Trying to convince millions of skeptics that vaccines are safe and effective is not working — and it is unlikely this will change since this behavior is connected to a sense of “belonging” to a particular group. James Clear, the author of “Atomic Habits”, once wrote, “We don't always believe things because they are correct. Sometimes we believe things because they make us look good to the people we care about.” Indeed, several experiments conducted by researchers in the fields of cognition and psychology have shown us time and again that, when faced with a choice between a fact (vaccines work) and a friend with different beliefs, people will most likely choose the friend. This means that other types of technologies will have to be used to keep us safe, including tracking and monitoring.

In April 2020, due to the pandemic, Google and Apple partnered to develop a contact tracing app to anonymously keep track of nearby phones. If one of the owners on this list of phones was diagnosed with the virus, alerts would be sent to people who had been nearby. Data has never been more important — and like every valuable asset, it must be protected and used wisely. Since the beginning of the 2010s, countries have been writing legislation on the matter, and arguably the most famous piece is the General Data Protection Regulation (GDPR). Written in 2016 by the European Parliament and the Council of the European Union, its fundamental objective is to make sure individuals in the European Union and in the European Economic Area have control over their personal data.

The balance between making sure our data is serving us — which may only be achieved by sharing it — while at the same time preserving our rights to privacy is a complex issue, but it is an inevitable discussion.

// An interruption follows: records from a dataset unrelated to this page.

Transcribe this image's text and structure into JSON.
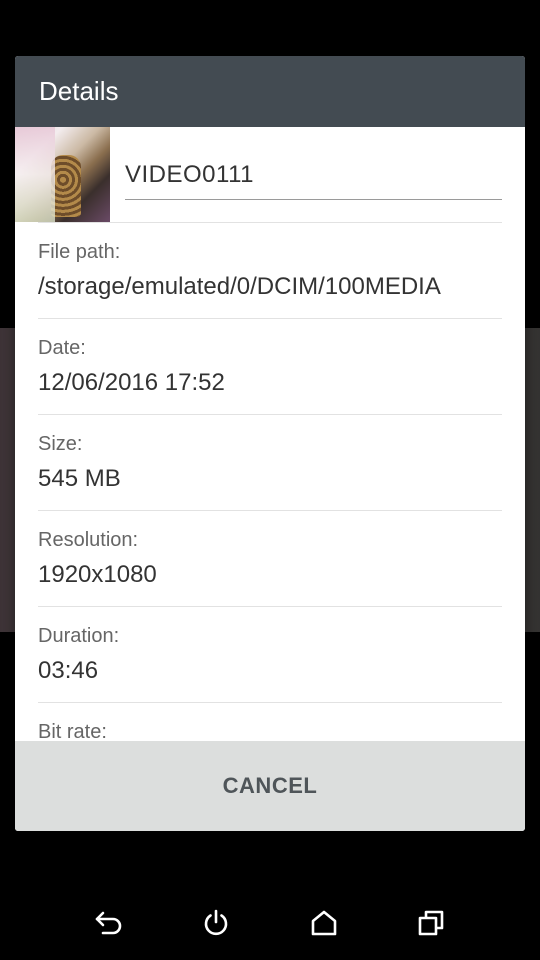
{
  "dialog": {
    "title": "Details",
    "file_name": "VIDEO0111",
    "details": [
      {
        "label": "File path:",
        "value": "/storage/emulated/0/DCIM/100MEDIA"
      },
      {
        "label": "Date:",
        "value": "12/06/2016 17:52"
      },
      {
        "label": "Size:",
        "value": "545 MB"
      },
      {
        "label": "Resolution:",
        "value": "1920x1080"
      },
      {
        "label": "Duration:",
        "value": "03:46"
      },
      {
        "label": "Bit rate:",
        "value": ""
      }
    ],
    "cancel_label": "CANCEL"
  },
  "nav": {
    "icons": [
      "back-icon",
      "power-icon",
      "home-icon",
      "recents-icon"
    ]
  },
  "colors": {
    "header_bg": "#434b52",
    "footer_bg": "#dcdedd",
    "nav_icon": "#ffffff"
  }
}
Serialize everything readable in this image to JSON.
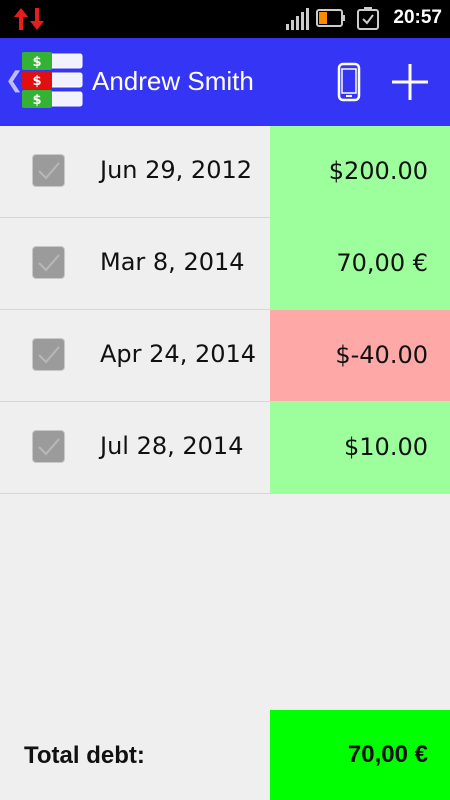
{
  "status_bar": {
    "time": "20:57",
    "icons": [
      "data-transfer-icon",
      "signal-icon",
      "battery-icon",
      "alarm-icon"
    ]
  },
  "action_bar": {
    "title": "Andrew Smith",
    "back_icon": "chevron-left-icon",
    "app_icon": "money-stack-icon",
    "actions": [
      "phone-icon",
      "add-icon"
    ]
  },
  "debts": [
    {
      "date": "Jun 29, 2012",
      "amount": "$200.00",
      "checked": true,
      "status_color": "#9cff9c"
    },
    {
      "date": "Mar 8, 2014",
      "amount": "70,00 €",
      "checked": true,
      "status_color": "#9cff9c"
    },
    {
      "date": "Apr 24, 2014",
      "amount": "$-40.00",
      "checked": true,
      "status_color": "#ffa8a8"
    },
    {
      "date": "Jul 28, 2014",
      "amount": "$10.00",
      "checked": true,
      "status_color": "#9cff9c"
    }
  ],
  "footer": {
    "label": "Total debt:",
    "total": "70,00 €",
    "total_color": "#00ff00"
  },
  "colors": {
    "action_bar": "#3535f5",
    "background": "#efefef"
  }
}
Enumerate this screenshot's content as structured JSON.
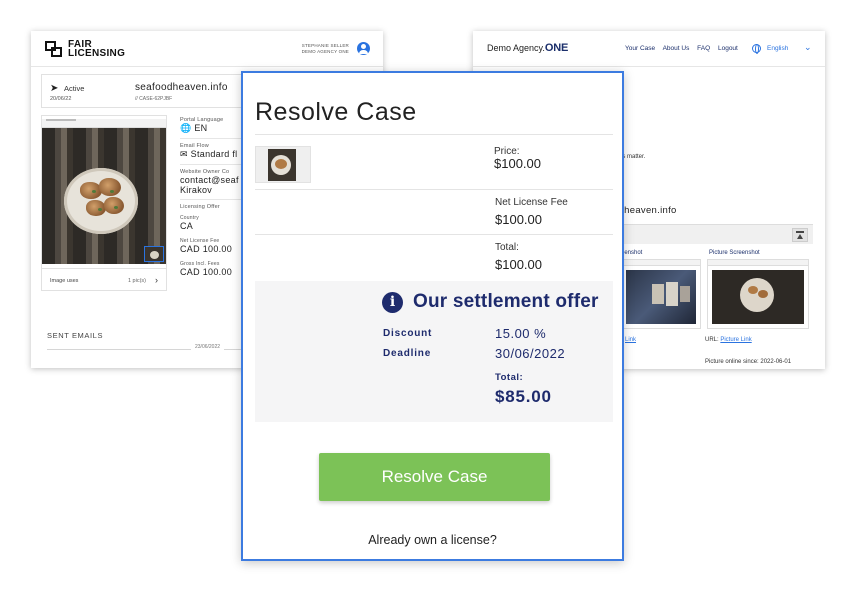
{
  "left_window": {
    "logo_line1": "FAIR",
    "logo_line2": "LICENSING",
    "user_name": "STEPHANIE SELLER",
    "user_org": "DEMO AGENCY ONE",
    "case": {
      "status": "Active",
      "date": "20/06/22",
      "domain": "seafoodheaven.info",
      "case_id": "// CASE-62PJBF"
    },
    "image_card": {
      "uses_label": "Image uses",
      "uses_count": "1 pic(s)"
    },
    "info": {
      "portal_language_label": "Portal Language",
      "portal_language_value": "EN",
      "email_flow_label": "Email Flow",
      "email_flow_value": "Standard fl",
      "owner_contact_label": "Website Owner Co",
      "owner_contact_value1": "contact@seaf",
      "owner_contact_value2": "Kirakov",
      "licensing_offer_label": "Licensing Offer",
      "country_label": "Country",
      "country_value": "CA",
      "net_fee_label": "Net License Fee",
      "net_fee_value": "CAD 100.00",
      "gross_fee_label": "Gross Incl. Fees",
      "gross_fee_value": "CAD 100.00"
    },
    "sent_emails_label": "SENT EMAILS",
    "timeline_date": "23/06/2022"
  },
  "right_window": {
    "logo_prefix": "Demo Agency.",
    "logo_suffix": "ONE",
    "nav": [
      "Your Case",
      "About Us",
      "FAQ",
      "Logout"
    ],
    "language": "English",
    "fragment_dot": ".",
    "fragment_matter": "is matter.",
    "domain_fragment": "odheaven.info",
    "screenshot1_title": "eenshot",
    "screenshot2_title": "Picture Screenshot",
    "link1_fragment": "Link",
    "url_label": "URL:",
    "url_link": "Picture Link",
    "online_since": "Picture online since: 2022-06-01"
  },
  "resolve_case": {
    "title": "Resolve Case",
    "price_label": "Price:",
    "price_value": "$100.00",
    "net_fee_label": "Net License Fee",
    "net_fee_value": "$100.00",
    "total_label": "Total:",
    "total_value": "$100.00",
    "offer": {
      "title": "Our settlement offer",
      "discount_label": "Discount",
      "discount_value": "15.00 %",
      "deadline_label": "Deadline",
      "deadline_value": "30/06/2022",
      "total_label": "Total:",
      "total_value": "$85.00"
    },
    "button_label": "Resolve Case",
    "license_link": "Already own a license?"
  },
  "colors": {
    "accent_blue": "#3c7be0",
    "navy": "#1e2b6d",
    "button_green": "#7cc257"
  }
}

And when faced with a public health crisis, it effectively becomes a priority that requires a strong government response — like the one displayed in France.

The French parliament recently passed legislation requiring a valid health pass for dining, traveling or visiting several public venues. The pass is issued under three conditions: to people who are fully vaccinated; people who tested negative; and people who recently recovered from the virus. The law sparked multiple protests — as expected — but it also dramatically increased the number of people that finally decided to get their shots. The European Union also came up with the Digital Covid Certificate, which can be issued under the same criteria as the French health pass. According to the BBC, “anyone holding a certificate should, in principle, be exempted from testing or quarantine when crossing a border within the EU (or Switzerland, Iceland, Norway and Liechtenstein).”

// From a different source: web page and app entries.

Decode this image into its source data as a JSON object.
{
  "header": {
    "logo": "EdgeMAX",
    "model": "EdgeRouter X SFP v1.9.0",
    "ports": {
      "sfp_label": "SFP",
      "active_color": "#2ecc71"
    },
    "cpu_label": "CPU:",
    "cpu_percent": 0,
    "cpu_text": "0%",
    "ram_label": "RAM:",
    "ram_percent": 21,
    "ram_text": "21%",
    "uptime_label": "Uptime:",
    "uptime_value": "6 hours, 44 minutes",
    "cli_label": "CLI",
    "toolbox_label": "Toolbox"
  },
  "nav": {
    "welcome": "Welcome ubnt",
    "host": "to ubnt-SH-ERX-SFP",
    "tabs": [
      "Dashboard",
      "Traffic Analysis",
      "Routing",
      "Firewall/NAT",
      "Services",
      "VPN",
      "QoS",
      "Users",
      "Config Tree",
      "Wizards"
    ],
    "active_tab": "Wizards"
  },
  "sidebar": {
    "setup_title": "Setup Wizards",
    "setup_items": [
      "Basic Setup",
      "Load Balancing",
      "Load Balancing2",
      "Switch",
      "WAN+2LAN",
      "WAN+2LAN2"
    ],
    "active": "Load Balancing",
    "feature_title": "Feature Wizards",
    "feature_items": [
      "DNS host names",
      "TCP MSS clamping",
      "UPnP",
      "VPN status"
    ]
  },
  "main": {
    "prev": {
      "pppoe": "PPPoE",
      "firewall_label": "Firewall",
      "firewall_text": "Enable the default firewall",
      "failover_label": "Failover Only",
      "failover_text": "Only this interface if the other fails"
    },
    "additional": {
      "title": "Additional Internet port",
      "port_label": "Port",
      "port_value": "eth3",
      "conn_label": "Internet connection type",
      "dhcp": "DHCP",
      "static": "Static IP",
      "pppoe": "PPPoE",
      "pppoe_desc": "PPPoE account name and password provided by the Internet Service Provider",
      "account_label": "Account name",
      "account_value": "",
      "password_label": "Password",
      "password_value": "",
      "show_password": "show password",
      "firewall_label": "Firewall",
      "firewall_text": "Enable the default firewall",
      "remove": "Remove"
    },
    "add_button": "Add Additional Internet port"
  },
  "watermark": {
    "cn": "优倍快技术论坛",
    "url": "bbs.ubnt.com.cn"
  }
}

In the U.S., where federal privacy legislation is still being discussed, the harsh realities of a world riddled with an airborne new virus are not going to wait for us; digital vaccine passports — not unlike the International Certification of Vaccination created by the WHO back in 1959 ­— is an important tool that will help all of us getting back to some kind of normalcy. Stored in your phone and enforced by modern authentication techniques, that QR code is a small price to pay to be able to safely enjoy what we took for granted 18 months ago.

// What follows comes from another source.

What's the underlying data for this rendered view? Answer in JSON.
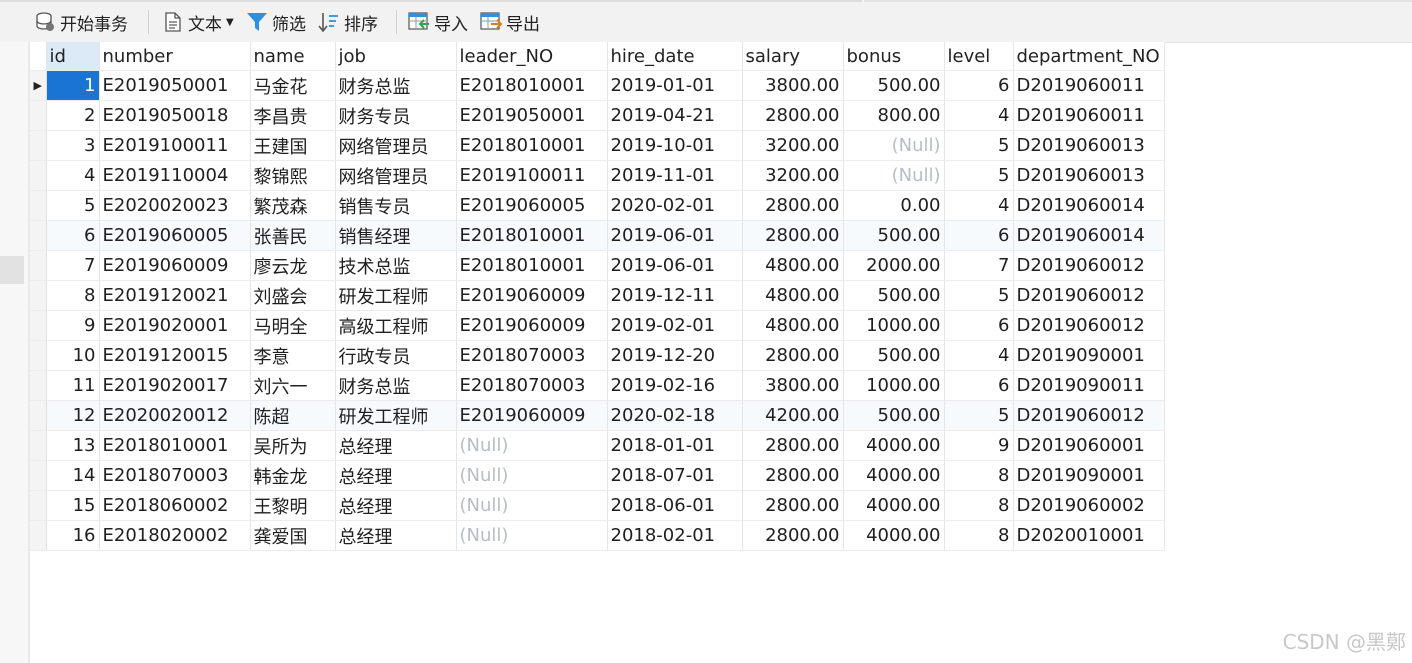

Guy Perelmuter is the founder of GRIDS Capital, a deep tech venture capital firm focusing on artificial intelligence, robotics, life science and technological infrastructure. He is the author of “Present Future,” which was recognized by the Brazilian Book Chamber as the Best Science Book of 2020 in the 62nd edition of the annual Jabuti Prize.